▶ [TASK INPUTS]

*** Begin section ***

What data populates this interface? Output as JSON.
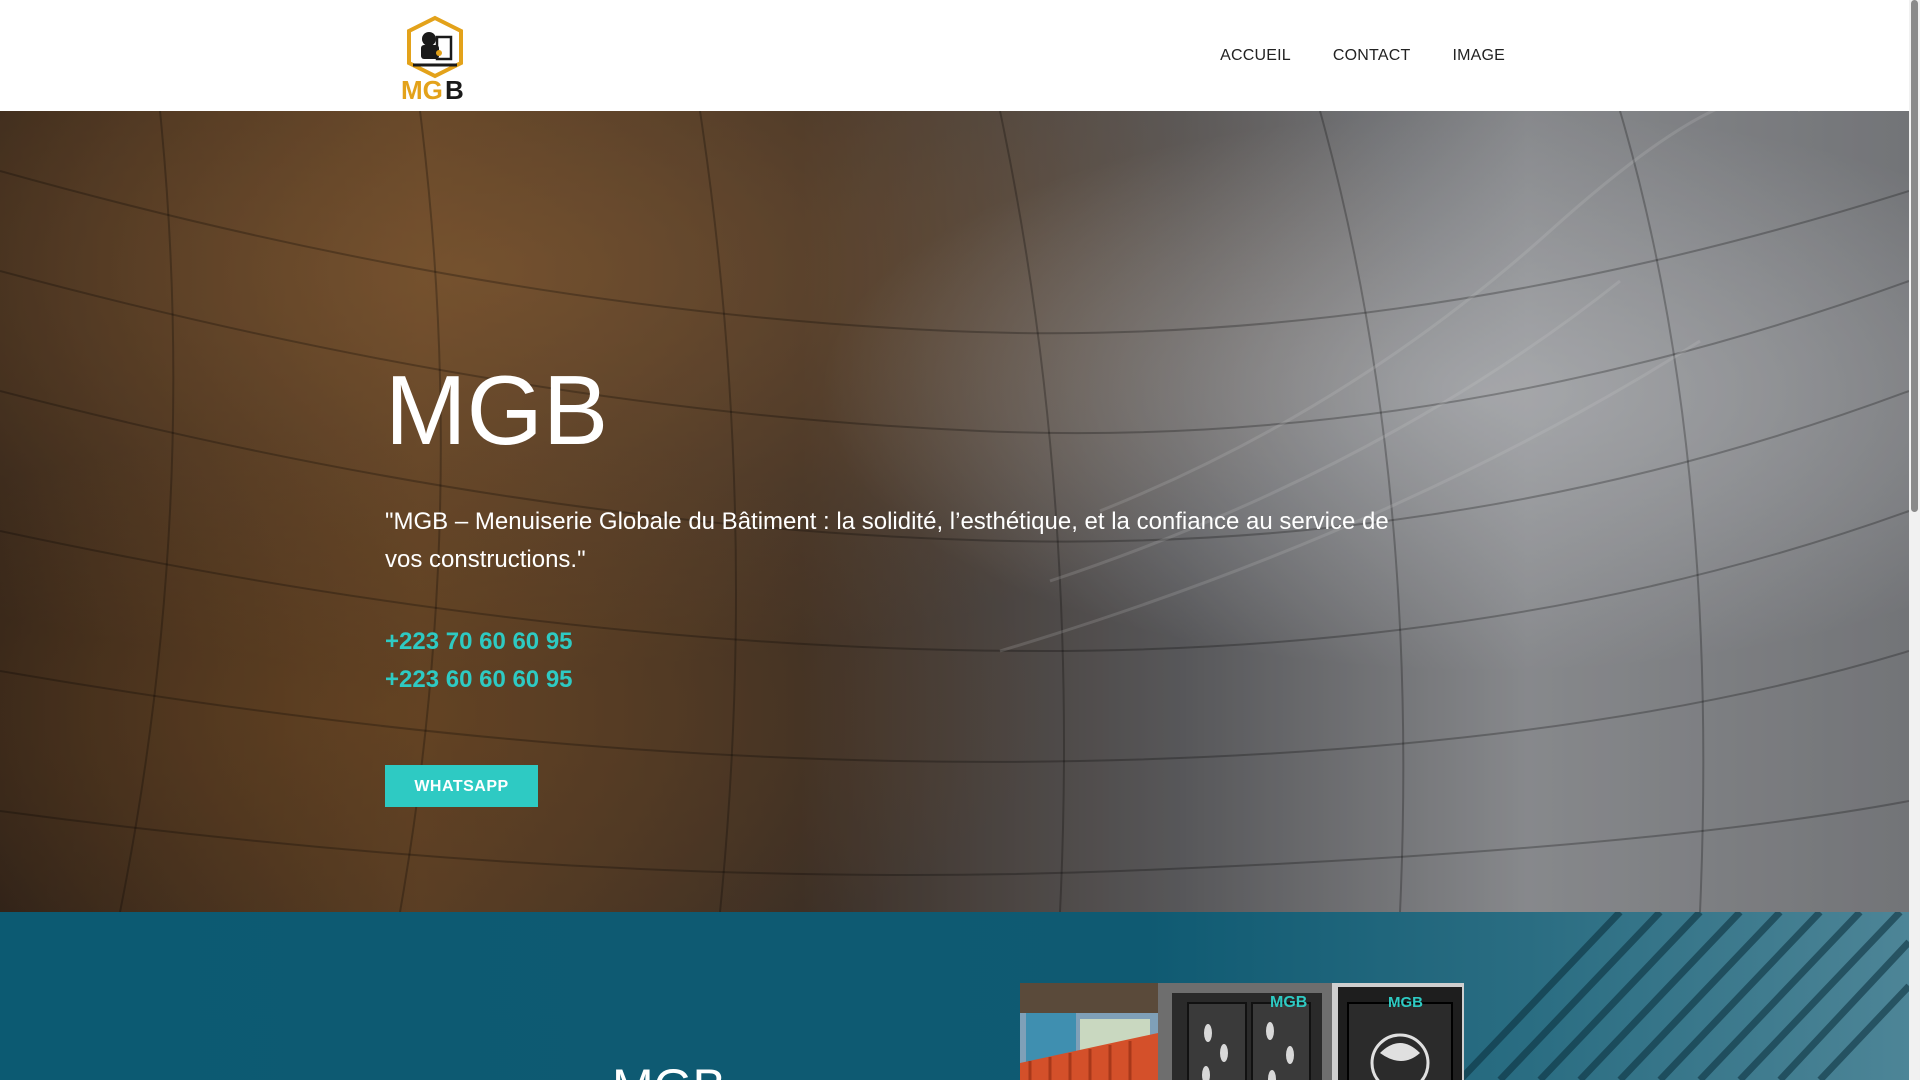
{
  "header": {
    "logo_text": "MGB",
    "nav": [
      {
        "label": "ACCUEIL"
      },
      {
        "label": "CONTACT"
      },
      {
        "label": "IMAGE"
      }
    ]
  },
  "hero": {
    "title": "MGB",
    "tagline": "\"MGB – Menuiserie Globale du Bâtiment : la solidité, l’esthétique, et la confiance au service de vos constructions.\"",
    "phones": [
      "+223 70 60 60 95",
      "+223 60 60 60 95"
    ],
    "button_label": "WHATSAPP"
  },
  "section2": {
    "title": "MGB",
    "gallery_logo_text": "MGB"
  },
  "colors": {
    "accent": "#2ecac3",
    "section_blue": "#0f5a72",
    "logo_gold": "#e3a21a",
    "nav_text": "#222222"
  }
}
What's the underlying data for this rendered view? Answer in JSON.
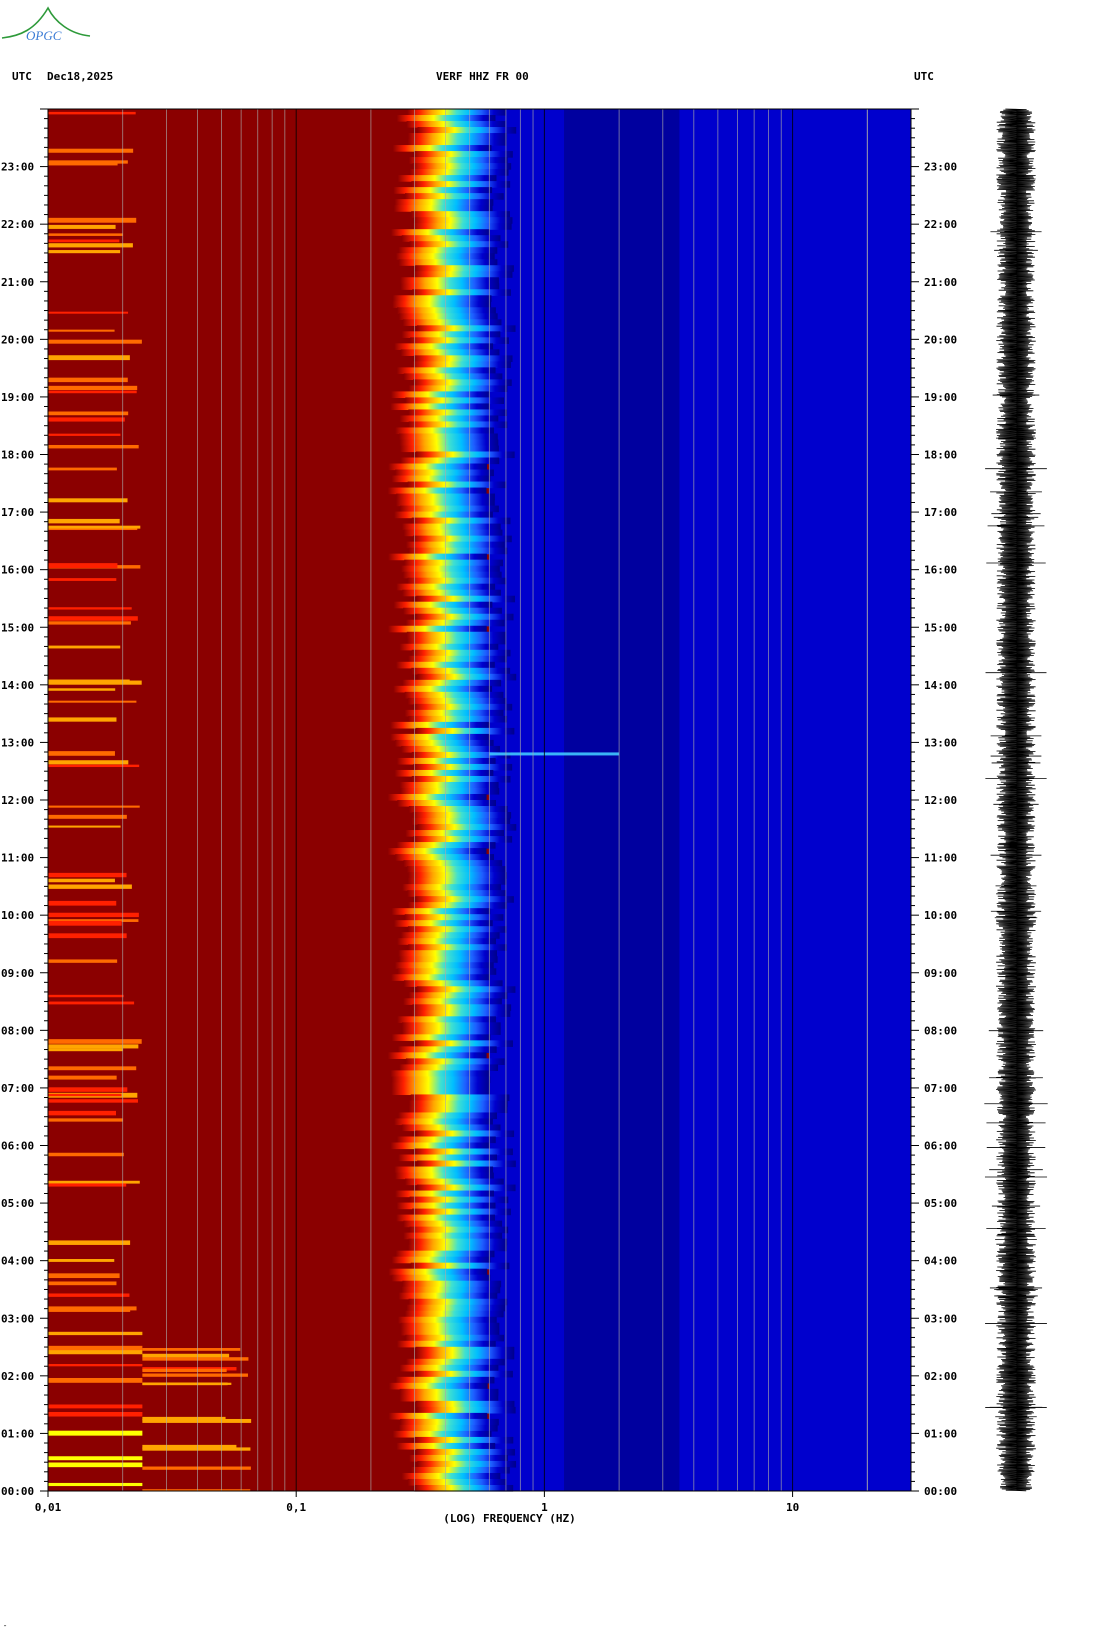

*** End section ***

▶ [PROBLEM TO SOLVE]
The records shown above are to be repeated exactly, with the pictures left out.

▶ [TASK RESULT]
What data populates this interface? Output as JSON.
{
  "header": {
    "logo_text": "MGB",
    "nav": [
      {
        "label": "ACCUEIL"
      },
      {
        "label": "CONTACT"
      },
      {
        "label": "IMAGE"
      }
    ]
  },
  "hero": {
    "title": "MGB",
    "tagline": "\"MGB – Menuiserie Globale du Bâtiment : la solidité, l’esthétique, et la confiance au service de vos constructions.\"",
    "phones": [
      "+223 70 60 60 95",
      "+223 60 60 60 95"
    ],
    "button_label": "WHATSAPP"
  },
  "section2": {
    "title": "MGB",
    "gallery_logo_text": "MGB"
  },
  "colors": {
    "accent": "#2ecac3",
    "section_blue": "#0f5a72",
    "logo_gold": "#e3a21a",
    "nav_text": "#222222"
  }
}
What's the underlying data for this rendered view? Answer in JSON.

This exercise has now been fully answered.